Melbourne academic Dr John Cook developed the ‘Cranky Uncle’ game to incentivise players to build resilience against misinformation.

The game relies on inoculation theory as a solution to misinformation. In the game, the cranky uncle character teaches the player techniques of science denial (e.g. fake experts and logical fallacies). The theory is that exposure to a weakened form of misinformation can develop cognitive immunity.

The new ‘Cranky Uncle Vaccine’ game was co-designed through workshops held in Uganda, Kenya and Rwanda, and informed by a review of studies on vaccine misinformation.

Though it is climate-focused, the original version of the ‘Cranky Uncle’ game provides helpful tools for fighting misinformation in general.

Learn about and play the ‘Cranky Uncle’ game

Read The Guardian: Climate and vaccine misinformation seemed worlds apart – but it turned out the Cranky Uncle was a universal figure

Read the paper published in the Journal of Health Communication Co-Designing a mobile-based game to improve misinformation resistance and vaccine knowledge in Uganda, Kenya, and Rwanda


MMWR: Progress in Immunization Safety Monitoring

A recent report shows that national AEFI (adverse event following immunisation) surveillance systems increasingly support the timely sharing of immunisation safety data, including individual case-based reports. When shared globally, individual case safety reports contribute to the description of trends and regional characteristics of AEFIs. 

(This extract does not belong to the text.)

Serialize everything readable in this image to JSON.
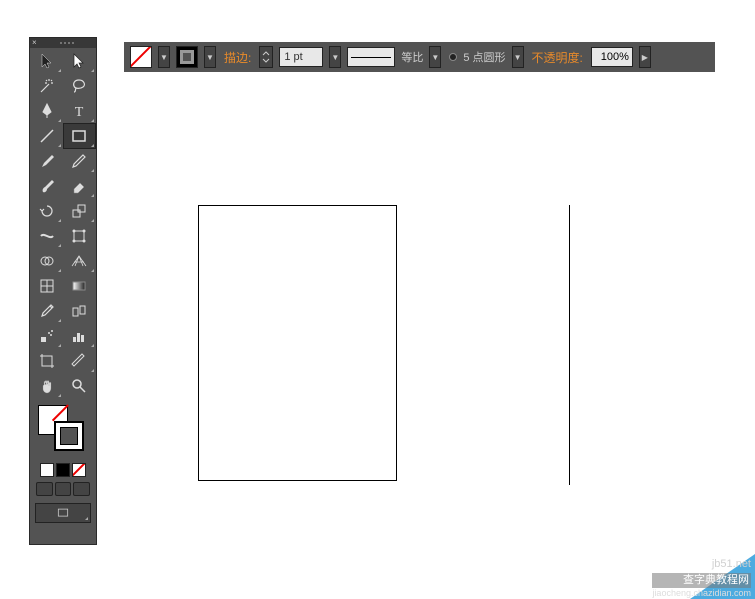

But work is still needed to strengthen global vaccine safety monitoring, and to promote public confidence in national vaccine programs. 

MMWR: Progress in Immunization Safety Monitoring


GAVI: HPV vaccine roll-out in Nigeria

In late October, Nigeria began its public roll-out of the HPV vaccine.

After initial scepticism over the vaccine, community leaders campaigned to ensure the vaccine reaches all girls in the eligible age bracket.

Gavi reports, in great detail, on how the campaigners tackled misinformation and educated community member. Read more यहाँ.


ABC: Why a national shortage of cat vaccines may cause holiday havoc with pet owners

Due to an increase in pet adoption during the pandemic and manufacturing facilities shifting towards COVID-19 vaccine production, Australia is currently affected by a global shortage of cat vaccines. 

The shortage may mean cat owners have trouble booking their pets into catteries, if they’re not up to date with their vaccines. 

Read the ABC article in full


WHO on a return to trivalent influenza vaccines

Since there has been no detection of the naturally occurring B/Yamagata-lineage influenza virus since 2020, the opinion of the World Health Organization (WHO) influenza vaccine composition advisory committee is that the inclusion of B/Yamagata-lineage antigens in influenza vaccines is no longer warranted.

WHO recommends trivalent or quadrivalent influenza vaccines.

WHO Q&A on recommendations for 2024 south hemisphere composition of influenza vaccines 


WSPID Call to action: Ensuring fair prices for all vaccines for all countries with limited resources

The World Society for Pediatric Infectious Diseases (WSPID) is calling on governments and international organisations around the world to address vaccine price as a matter of urgency.

WSPID’s call to action aims to address the systemic issue of unaffordable vaccine prices, through a comprehensive, multi-stakeholder approach. 

Visit the WSPID website to learn more, read the call to action in full and to sign on.


Victorian Department of Health: Zostavax vaccine stock to be discarded

To avoid a shingles vaccine administration error, the Victorian Department of Health advises immunisation providers to immediately discard any remaining government supplied stock of Zostavax.

The national Shingrix vaccine program for shingles (also known as herpes zoster) was launched on 1 November 2023, replacing the previous nationally funded Zostavax program.

The MVEC zoster reference page includes vaccination guidelines and a commonly asked questions section.

एमवीईसी: ज़ोस्टर